The Needs and Gaps because of these changes

Enterprise mission owners in and out of government continue to struggle to mitigate risks by reducing vulnerabilities, mitigating threats and reducing consequences of attack. Yet, the changes in all those areas are becoming increasingly hard to keep up with. New, continuous mission aware solutions are required. Elements of mission aware solutions include:

  • Continuous Awareness:
    • Ensuring mission success in this environment requires an ability to dynamically know/assess the risk and rapidly mitigate threats, vulnerabilities and consequences.

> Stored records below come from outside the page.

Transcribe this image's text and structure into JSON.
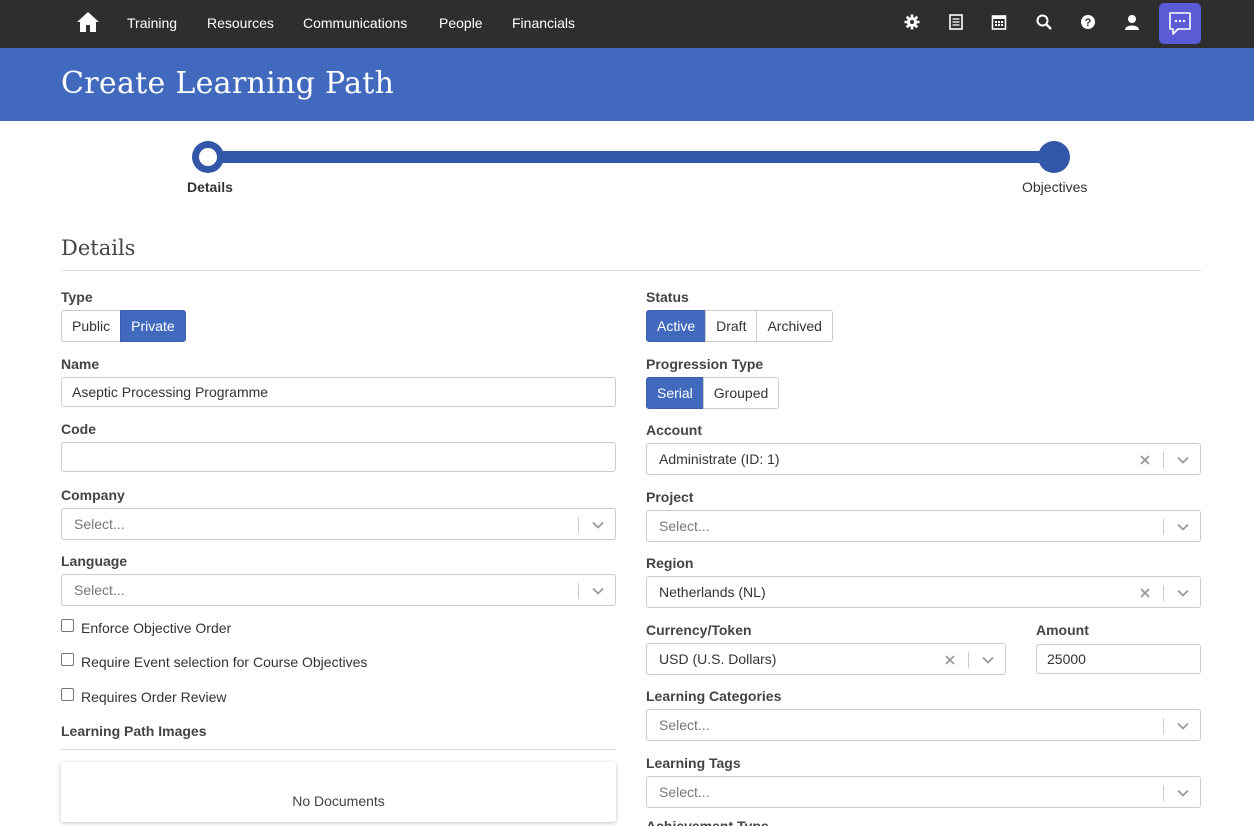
{
  "nav": {
    "links": [
      "Training",
      "Resources",
      "Communications",
      "People",
      "Financials"
    ],
    "icons": [
      "gear-icon",
      "list-icon",
      "calendar-icon",
      "search-icon",
      "help-icon",
      "user-icon",
      "chat-icon"
    ]
  },
  "header": {
    "title": "Create Learning Path"
  },
  "stepper": {
    "steps": [
      "Details",
      "Objectives"
    ],
    "active": "Details"
  },
  "section": {
    "title": "Details"
  },
  "left": {
    "type": {
      "label": "Type",
      "options": [
        "Public",
        "Private"
      ],
      "selected": "Private"
    },
    "name": {
      "label": "Name",
      "value": "Aseptic Processing Programme"
    },
    "code": {
      "label": "Code",
      "value": ""
    },
    "company": {
      "label": "Company",
      "placeholder": "Select..."
    },
    "language": {
      "label": "Language",
      "placeholder": "Select..."
    },
    "checkboxes": [
      "Enforce Objective Order",
      "Require Event selection for Course Objectives",
      "Requires Order Review"
    ],
    "images": {
      "label": "Learning Path Images",
      "empty": "No Documents"
    }
  },
  "right": {
    "status": {
      "label": "Status",
      "options": [
        "Active",
        "Draft",
        "Archived"
      ],
      "selected": "Active"
    },
    "progression": {
      "label": "Progression Type",
      "options": [
        "Serial",
        "Grouped"
      ],
      "selected": "Serial"
    },
    "account": {
      "label": "Account",
      "value": "Administrate (ID: 1)"
    },
    "project": {
      "label": "Project",
      "placeholder": "Select..."
    },
    "region": {
      "label": "Region",
      "value": "Netherlands (NL)"
    },
    "currency": {
      "label": "Currency/Token",
      "value": "USD (U.S. Dollars)"
    },
    "amount": {
      "label": "Amount",
      "value": "25000"
    },
    "categories": {
      "label": "Learning Categories",
      "placeholder": "Select..."
    },
    "tags": {
      "label": "Learning Tags",
      "placeholder": "Select..."
    },
    "achievement": {
      "label": "Achievement Type"
    }
  },
  "colors": {
    "nav": "#2e2e2e",
    "header": "#4169be",
    "accent": "#3357a8",
    "chat": "#5b5bd6"
  }
}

    • Situational awareness takes on new meaning in this face-paced cyber environment. Decision-makers cannot prevail in this environment without continuous knowledge of mission impact of risks, and continuous knowledge of the potential impact of remediation to risk.
    • Persistent security awareness

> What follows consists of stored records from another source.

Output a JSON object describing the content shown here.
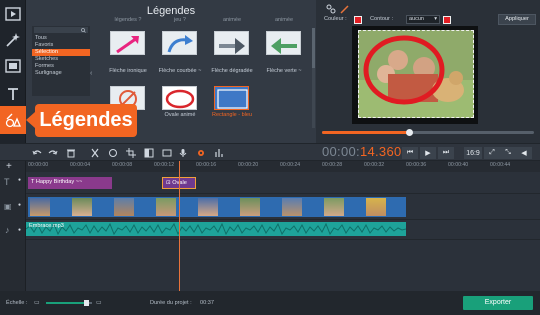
{
  "app": {
    "accent": "#f26522",
    "export_color": "#19a07a",
    "left_bar": [
      {
        "icon": "film-icon"
      },
      {
        "icon": "magic-wand-icon"
      },
      {
        "icon": "filmstrip-icon"
      },
      {
        "icon": "text-icon"
      },
      {
        "icon": "shapes-icon"
      },
      {
        "icon": "menu-lines-icon"
      }
    ],
    "callout_label": "Légendes"
  },
  "titles_panel": {
    "title": "Légendes",
    "categories": [
      "Tous",
      "Favoris",
      "Sélection",
      "Sketches",
      "Formes",
      "Surlignage"
    ],
    "selected_category": "Sélection",
    "cut_labels": [
      "légendes ?",
      "jeu ?",
      "animée",
      "animée"
    ],
    "items": [
      {
        "label": "Flèche ironique",
        "highlight": false
      },
      {
        "label": "Flèche courbée ~",
        "highlight": false
      },
      {
        "label": "Flèche dégradée",
        "highlight": false
      },
      {
        "label": "Flèche verte ~",
        "highlight": false
      },
      {
        "label": "",
        "highlight": false
      },
      {
        "label": "Ovale animé",
        "highlight": false
      },
      {
        "label": "Rectangle - bleu",
        "highlight": true
      }
    ]
  },
  "properties": {
    "color_label": "Couleur :",
    "outline_label": "Contour :",
    "outline_value": "aucun",
    "apply_label": "Appliquer",
    "color": "#e31e24"
  },
  "timecode": {
    "prefix": "00:00:",
    "value": "14.360"
  },
  "player": {
    "aspect": "16:9",
    "progress": 0.41
  },
  "ruler": [
    "00:00:00",
    "00:00:04",
    "00:00:08",
    "00:00:12",
    "00:00:16",
    "00:00:20",
    "00:00:24",
    "00:00:28",
    "00:00:32",
    "00:00:36",
    "00:00:40",
    "00:00:44"
  ],
  "tracks": {
    "title_clip": "Happy Birthday ~~",
    "caption_clip": "Ovale",
    "audio_clip": "Embrace.mp3"
  },
  "status": {
    "scale_label": "Échelle :",
    "duration_label": "Durée du projet :",
    "duration_value": "00:37",
    "export_label": "Exporter",
    "zoom": 0.87
  }
}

  • Highly automated capabilities that augment traditional staffing making analysts more effective (may include dashboards and other means of quickly reading and assessing key metrics as well as anomalies).
  • Systems which can provide attribution indicators and signal adversary intent
  • Systems that leverage deep packet inspection capabilities at market today
  • Systems that access non-traditional sources of potential intelligence (blogs, social media platforms, etc.) and trend topics and provide early warning of memes that are likely to “go viral”
  • Systems that can accurately gist non-traditional sources from native languages into English
  • Advanced comprehensive and easy to use collaborative capabilities, especially those that integrate into commonly used productivity software
  • Knowledge discovery vice knowledge search in IT datasets
  • Cross domain multi-level intelligence and information sharing, both interactively between analysts and operators, as well as automatically for content classified at a level below a given system’s classification level
  • Automation of enterprises to visualize and report by the Consensus Audit Guidelines
  • Deeper integration into existing legacy systems of the enterprise (the age of the “forklift upgrade” are over).

Concluding Thoughts:
There is a great deal of continuity from the cyber missions of old to the cyber missions of today and tomorrow. But there is also change. Measurements of Cyber-risk (Cyber-risk = Vulnerability x Consequence x Threat) must be made in much more dynamic ways, with increased emphasis on both the consequence of attack and consequence of defensive actions.